A Primark store could be part of a new shopping park in Morecambe.
The clothing giant’s wish to open a shop in our resort was revealed as Lancaster City Council looked set to approve plans for a £17m retail park in the West End.
But developers of the former Frontierland site face a race against time to deal with safety fears over extra traffic which could scupper the entire scheme.
Lancaster City Council planning committee will meet next Monday (November 10) to make a final decision on the ‘Bay Shopping Park’ project.
Council officers have recommended the plans should be approved.
But, unless developers Opus North and owners Morrisons come up with a safer route for pedestrians crossing the road onto the new complex, the scheme will be thrown out.
After a major investigation, a council report said “the balance is weighted towards a negative conclusion” unless road safety worries are dealt with.
It also revealed that Primark, who are set to open a store at the former Lancaster Market in 2015, are one of several retail chains to have “general interest” in Morecambe.
The others are Mothercare (baby goods), Sporting Pro (sports store), and Store 21 and Paparazzi (fashion outlets).
Premier Inn is also on the list, fuelling rumours they could operate a planned hotel on the boarded-up former Wild West theme park, which closed in 2000.
An Opus North survey in 2013 asked residents if they would like to see Debenhams and Marks and Spencer open in Morecambe, sparking speculation they might be part of the Bay Shopping Park.
But the Yorkshire-based developer has not confirmed any names of shops which might occupy the ex-fairground site.
There are no indications Debenhams or M&S are interested in Morecambe at this stage.
The council report says this makes the development “speculative” and “a risk”, fearing the site could be filled by “discount retailers and fast food outlets”.
But a spokesman for Opus North called for “a strong decision to approve the application” next Monday as this would allow them to “get on with signing retailers”.
“From the outset, Opus has worked to demonstrate to potential retail tenants that this scheme will be delivered,” he said.
“Gaining planning consent is the first and most fundamental step towards making Bay Shopping Park a reality. We have provided Lancaster City Council with all the information it has asked for.”
The council report also dismissed objections by British Land, developers of a planned retail scheme in Lancaster, saying a shopping park at Frontierland would not have a “significant harmful impact” on Lancaster city centre.
But fears of Arndale Centre owners JAP (Morecambe) LLP Ltd that the Bay Shopping Park could deal a harmful blow to Morecambe town centre were given more credence.
The report said the plans could “significantly reduce” the chance for the town centre to re-establish itself.

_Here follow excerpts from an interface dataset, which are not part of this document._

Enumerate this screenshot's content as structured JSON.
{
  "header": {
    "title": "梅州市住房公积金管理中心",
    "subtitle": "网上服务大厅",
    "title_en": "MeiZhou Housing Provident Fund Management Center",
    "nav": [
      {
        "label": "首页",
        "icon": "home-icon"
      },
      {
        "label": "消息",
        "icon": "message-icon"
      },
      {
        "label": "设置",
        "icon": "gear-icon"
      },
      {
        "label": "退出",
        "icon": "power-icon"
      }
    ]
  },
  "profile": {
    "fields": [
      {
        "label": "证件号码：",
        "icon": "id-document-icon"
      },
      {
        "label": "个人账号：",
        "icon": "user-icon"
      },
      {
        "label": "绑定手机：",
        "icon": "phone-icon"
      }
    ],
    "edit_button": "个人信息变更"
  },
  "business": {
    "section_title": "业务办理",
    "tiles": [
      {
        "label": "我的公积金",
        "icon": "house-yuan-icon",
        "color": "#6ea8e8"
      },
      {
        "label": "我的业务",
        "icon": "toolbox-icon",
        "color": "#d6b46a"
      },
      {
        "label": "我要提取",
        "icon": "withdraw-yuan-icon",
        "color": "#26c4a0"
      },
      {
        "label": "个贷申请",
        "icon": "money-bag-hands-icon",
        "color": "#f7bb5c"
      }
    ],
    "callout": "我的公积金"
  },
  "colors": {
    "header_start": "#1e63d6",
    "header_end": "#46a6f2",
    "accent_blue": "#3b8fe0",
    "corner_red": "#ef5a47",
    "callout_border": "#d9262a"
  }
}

Highways chiefs from Lancashire County Council have raised “serious concerns” over extra traffic, especially queues at the Central Drive roundabout.
They cited 18 recent road accidents near the site, a third of which involved pedestrians and cyclists. The county wants the scheme to be more pedestrian-friendly and for a new road crossing to provide safe access into the shopping park.
The report also revealed Opus North looked at five other sites in Morecambe – the Arndale Centre, West View Car Park (between Northumberland Street and Skipton Street), the Festival Market, the Bubbles and Dome site, and The Battery – before settling on Frontierland.
This was due to Government law which says other sites must be assessed before councils can green light a development on the edge of a town.
Council officers originally deemed the Festival Market the best site for the shopping park, but the report said Lancaster City Council does not want to redevelop the market at the moment.
The meeting is at 10.30am at Lancaster Town Hall on November 10. All welcome.
The Bay Shopping park includes:
13 one or two storey units for shops/restaurants/cafes plus one kiosk
A three-storey 62-bedroomed hotel
A family pub to replace the Ranch House
336 car parking spaces (25 of which are for disabled people)
Two public art features.
A new traffic signal controlled junction with a pedestrian crossing at the entrance
The scheme could create between 500 and 700 jobs
The council received 130 letters of support for the plans and 13 letters objecting.
Opus North has offered £200,000 to pay for a scheme to direct people to and from the town centre.
Building materials used would be a mixture of coloured render, white, grey and green metal cladding, buff and blue brick, timber cladding and metal roofs.